• Instructions for the task: Because the images are not wanted, restate every line below word for word without them.

• Exercise data:
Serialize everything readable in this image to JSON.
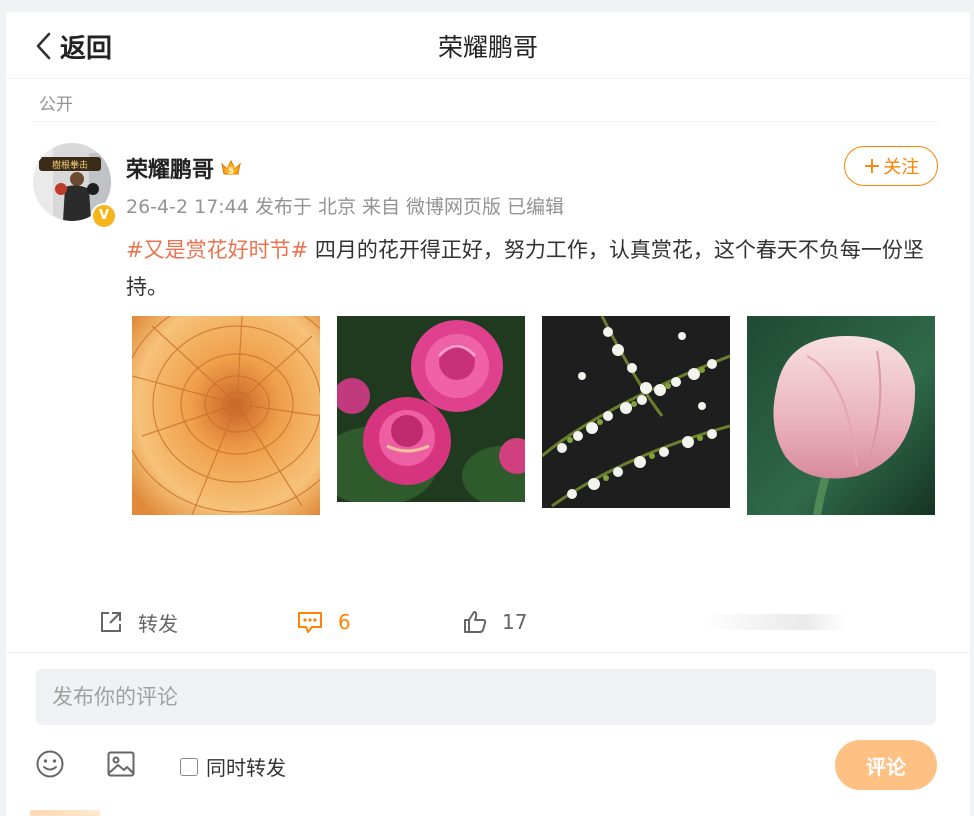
{
  "header": {
    "back_label": "返回",
    "title": "荣耀鹏哥"
  },
  "visibility": "公开",
  "author": {
    "name": "荣耀鹏哥",
    "avatar_caption": "樹根拳击",
    "verified_badge": "V",
    "meta": "26-4-2 17:44 发布于 北京 来自 微博网页版 已编辑",
    "follow_label": "关注"
  },
  "post": {
    "topic": "#又是赏花好时节#",
    "text": " 四月的花开得正好，努力工作，认真赏花，这个春天不负每一份坚持。"
  },
  "images": [
    {
      "name": "orange-dahlia-image"
    },
    {
      "name": "pink-strawflower-image"
    },
    {
      "name": "white-blossom-branch-image"
    },
    {
      "name": "pink-tulip-image"
    }
  ],
  "actions": {
    "repost_label": "转发",
    "comment_count": "6",
    "like_count": "17"
  },
  "comment_box": {
    "placeholder": "发布你的评论",
    "also_repost_label": "同时转发",
    "submit_label": "评论"
  },
  "colors": {
    "accent": "#ff8200",
    "topic": "#eb7350",
    "submit_disabled": "#ffc183"
  }
}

• Answer section:
Serialize everything readable in this image to JSON.
{
  "header": {
    "back_label": "返回",
    "title": "荣耀鹏哥"
  },
  "visibility": "公开",
  "author": {
    "name": "荣耀鹏哥",
    "avatar_caption": "樹根拳击",
    "verified_badge": "V",
    "meta": "26-4-2 17:44 发布于 北京 来自 微博网页版 已编辑",
    "follow_label": "关注"
  },
  "post": {
    "topic": "#又是赏花好时节#",
    "text": " 四月的花开得正好，努力工作，认真赏花，这个春天不负每一份坚持。"
  },
  "images": [
    {
      "name": "orange-dahlia-image"
    },
    {
      "name": "pink-strawflower-image"
    },
    {
      "name": "white-blossom-branch-image"
    },
    {
      "name": "pink-tulip-image"
    }
  ],
  "actions": {
    "repost_label": "转发",
    "comment_count": "6",
    "like_count": "17"
  },
  "comment_box": {
    "placeholder": "发布你的评论",
    "also_repost_label": "同时转发",
    "submit_label": "评论"
  },
  "colors": {
    "accent": "#ff8200",
    "topic": "#eb7350",
    "submit_disabled": "#ffc183"
  }
}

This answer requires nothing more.